_Exercise_: Go through the records below and return each line that has "JSON" in it.
[Source data — start]
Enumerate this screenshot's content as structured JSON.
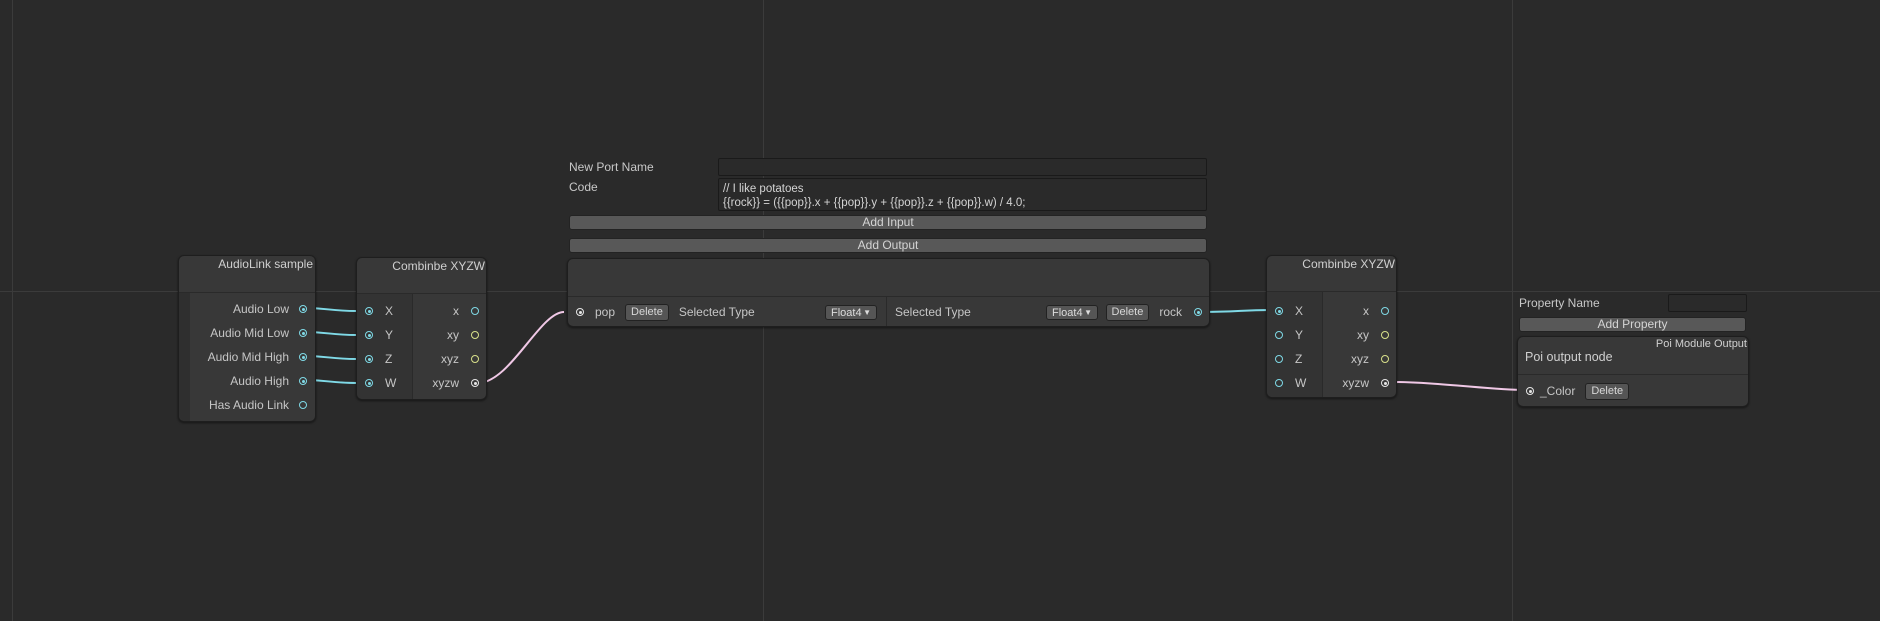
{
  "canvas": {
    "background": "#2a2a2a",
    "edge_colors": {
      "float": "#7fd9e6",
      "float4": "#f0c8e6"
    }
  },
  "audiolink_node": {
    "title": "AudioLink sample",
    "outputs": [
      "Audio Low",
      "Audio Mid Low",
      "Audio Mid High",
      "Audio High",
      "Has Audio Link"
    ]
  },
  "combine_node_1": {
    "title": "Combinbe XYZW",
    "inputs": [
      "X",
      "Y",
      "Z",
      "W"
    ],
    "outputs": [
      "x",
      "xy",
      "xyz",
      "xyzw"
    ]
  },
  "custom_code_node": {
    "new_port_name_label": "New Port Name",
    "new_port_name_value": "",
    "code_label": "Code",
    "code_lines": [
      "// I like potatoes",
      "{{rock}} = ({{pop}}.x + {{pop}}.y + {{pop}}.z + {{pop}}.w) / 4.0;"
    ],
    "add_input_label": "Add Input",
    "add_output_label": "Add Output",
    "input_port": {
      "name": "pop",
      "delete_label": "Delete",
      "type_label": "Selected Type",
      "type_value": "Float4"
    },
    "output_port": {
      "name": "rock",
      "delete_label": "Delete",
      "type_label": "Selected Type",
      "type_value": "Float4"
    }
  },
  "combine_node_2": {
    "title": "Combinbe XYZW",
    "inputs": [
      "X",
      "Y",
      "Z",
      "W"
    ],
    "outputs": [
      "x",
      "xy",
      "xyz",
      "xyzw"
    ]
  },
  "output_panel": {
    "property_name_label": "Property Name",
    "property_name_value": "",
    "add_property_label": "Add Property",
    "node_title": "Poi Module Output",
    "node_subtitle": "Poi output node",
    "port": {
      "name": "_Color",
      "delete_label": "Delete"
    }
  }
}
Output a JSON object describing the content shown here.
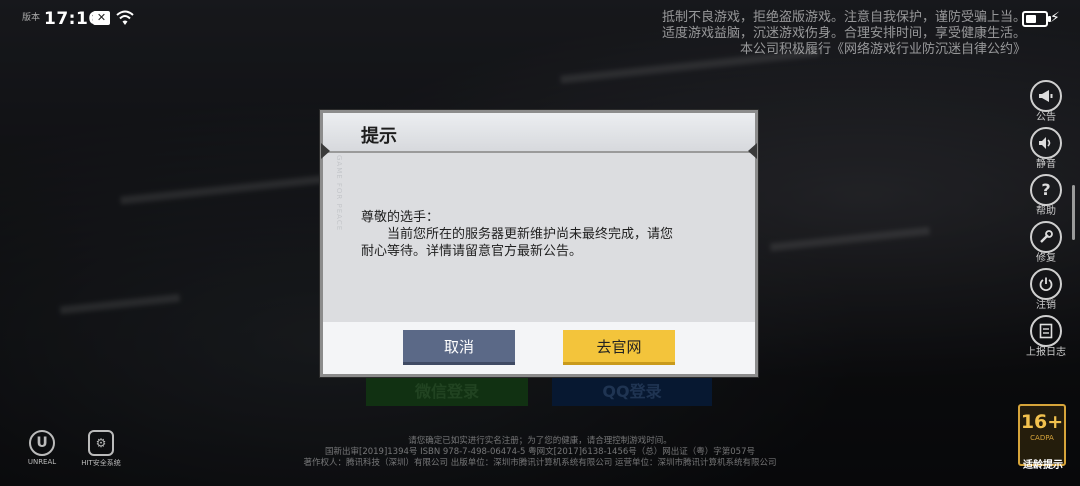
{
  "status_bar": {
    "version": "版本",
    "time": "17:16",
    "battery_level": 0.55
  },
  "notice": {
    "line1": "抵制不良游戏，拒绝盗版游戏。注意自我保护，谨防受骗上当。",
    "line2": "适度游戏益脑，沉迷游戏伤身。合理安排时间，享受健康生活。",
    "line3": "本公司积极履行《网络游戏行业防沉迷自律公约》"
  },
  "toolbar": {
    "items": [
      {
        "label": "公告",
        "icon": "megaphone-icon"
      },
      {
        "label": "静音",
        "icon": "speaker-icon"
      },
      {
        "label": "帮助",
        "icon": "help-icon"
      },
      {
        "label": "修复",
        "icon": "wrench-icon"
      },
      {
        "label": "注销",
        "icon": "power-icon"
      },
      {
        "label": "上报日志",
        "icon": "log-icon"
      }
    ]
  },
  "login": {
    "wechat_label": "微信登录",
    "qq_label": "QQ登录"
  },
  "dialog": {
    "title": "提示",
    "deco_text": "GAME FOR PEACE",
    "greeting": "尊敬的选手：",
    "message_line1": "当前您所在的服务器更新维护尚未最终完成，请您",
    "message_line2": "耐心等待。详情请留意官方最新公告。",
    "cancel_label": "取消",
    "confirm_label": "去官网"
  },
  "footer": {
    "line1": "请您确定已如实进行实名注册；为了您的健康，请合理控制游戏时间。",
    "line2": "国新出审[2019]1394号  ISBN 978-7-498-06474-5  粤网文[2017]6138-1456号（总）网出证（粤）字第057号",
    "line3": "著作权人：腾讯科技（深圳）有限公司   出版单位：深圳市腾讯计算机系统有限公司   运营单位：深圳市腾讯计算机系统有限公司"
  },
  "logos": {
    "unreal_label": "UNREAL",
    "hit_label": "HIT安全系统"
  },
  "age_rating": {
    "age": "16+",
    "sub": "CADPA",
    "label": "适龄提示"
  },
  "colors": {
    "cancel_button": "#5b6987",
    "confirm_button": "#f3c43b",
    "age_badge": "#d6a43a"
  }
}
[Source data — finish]
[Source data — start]
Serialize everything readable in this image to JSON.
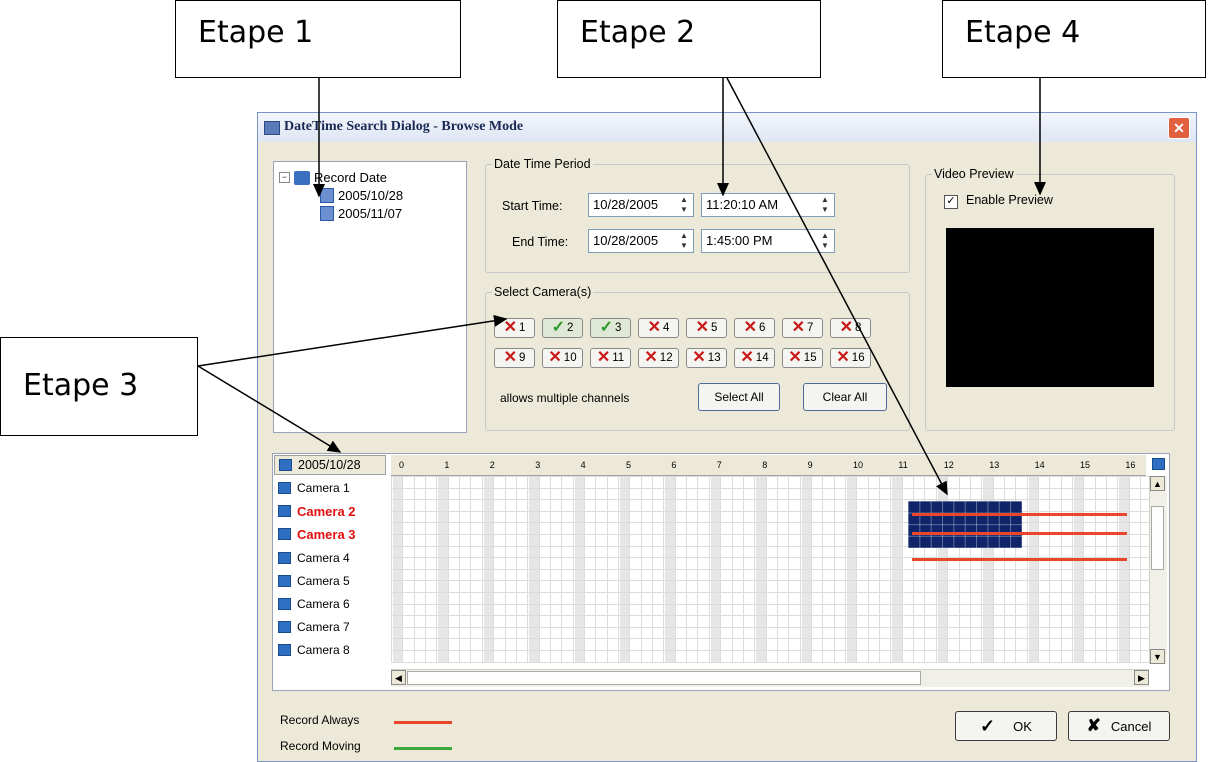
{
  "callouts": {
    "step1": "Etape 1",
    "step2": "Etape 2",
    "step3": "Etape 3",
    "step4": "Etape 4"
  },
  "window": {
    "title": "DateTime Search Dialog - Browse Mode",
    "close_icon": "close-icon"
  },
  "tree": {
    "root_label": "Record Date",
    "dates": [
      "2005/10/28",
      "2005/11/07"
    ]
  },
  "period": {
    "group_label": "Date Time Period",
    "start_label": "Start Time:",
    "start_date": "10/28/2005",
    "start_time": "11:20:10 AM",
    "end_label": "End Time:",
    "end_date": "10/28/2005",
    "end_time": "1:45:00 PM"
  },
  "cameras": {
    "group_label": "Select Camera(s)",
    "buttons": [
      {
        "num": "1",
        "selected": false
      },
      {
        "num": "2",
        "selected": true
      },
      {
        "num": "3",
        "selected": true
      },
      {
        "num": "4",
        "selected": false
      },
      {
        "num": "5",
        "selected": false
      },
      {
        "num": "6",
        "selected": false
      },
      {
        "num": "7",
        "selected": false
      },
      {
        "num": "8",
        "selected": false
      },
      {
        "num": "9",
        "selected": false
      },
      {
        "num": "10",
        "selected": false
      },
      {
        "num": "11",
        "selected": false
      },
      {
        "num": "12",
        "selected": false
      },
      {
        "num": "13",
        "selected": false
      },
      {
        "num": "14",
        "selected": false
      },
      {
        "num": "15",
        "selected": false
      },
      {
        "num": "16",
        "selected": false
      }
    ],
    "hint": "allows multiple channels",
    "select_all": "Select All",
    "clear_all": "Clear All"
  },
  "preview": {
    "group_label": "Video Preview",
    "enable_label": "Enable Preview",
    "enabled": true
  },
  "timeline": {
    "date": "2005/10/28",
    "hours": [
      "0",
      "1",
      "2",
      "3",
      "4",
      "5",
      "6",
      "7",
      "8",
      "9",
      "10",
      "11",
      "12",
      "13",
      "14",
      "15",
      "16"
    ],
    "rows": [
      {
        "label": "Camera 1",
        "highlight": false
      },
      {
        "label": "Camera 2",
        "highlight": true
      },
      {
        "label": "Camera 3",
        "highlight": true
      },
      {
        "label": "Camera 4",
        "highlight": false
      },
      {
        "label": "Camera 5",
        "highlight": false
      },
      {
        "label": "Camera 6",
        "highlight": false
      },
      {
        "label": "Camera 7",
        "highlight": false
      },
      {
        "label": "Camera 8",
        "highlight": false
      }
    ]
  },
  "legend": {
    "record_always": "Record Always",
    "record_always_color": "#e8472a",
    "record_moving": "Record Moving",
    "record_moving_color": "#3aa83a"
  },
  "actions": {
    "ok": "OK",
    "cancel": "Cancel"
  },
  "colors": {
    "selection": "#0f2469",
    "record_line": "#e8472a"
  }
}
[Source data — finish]
_Expected output_:
Enumerate this screenshot's content as structured JSON.
Output a JSON object describing the content shown here.
Serialize everything readable in this image to JSON.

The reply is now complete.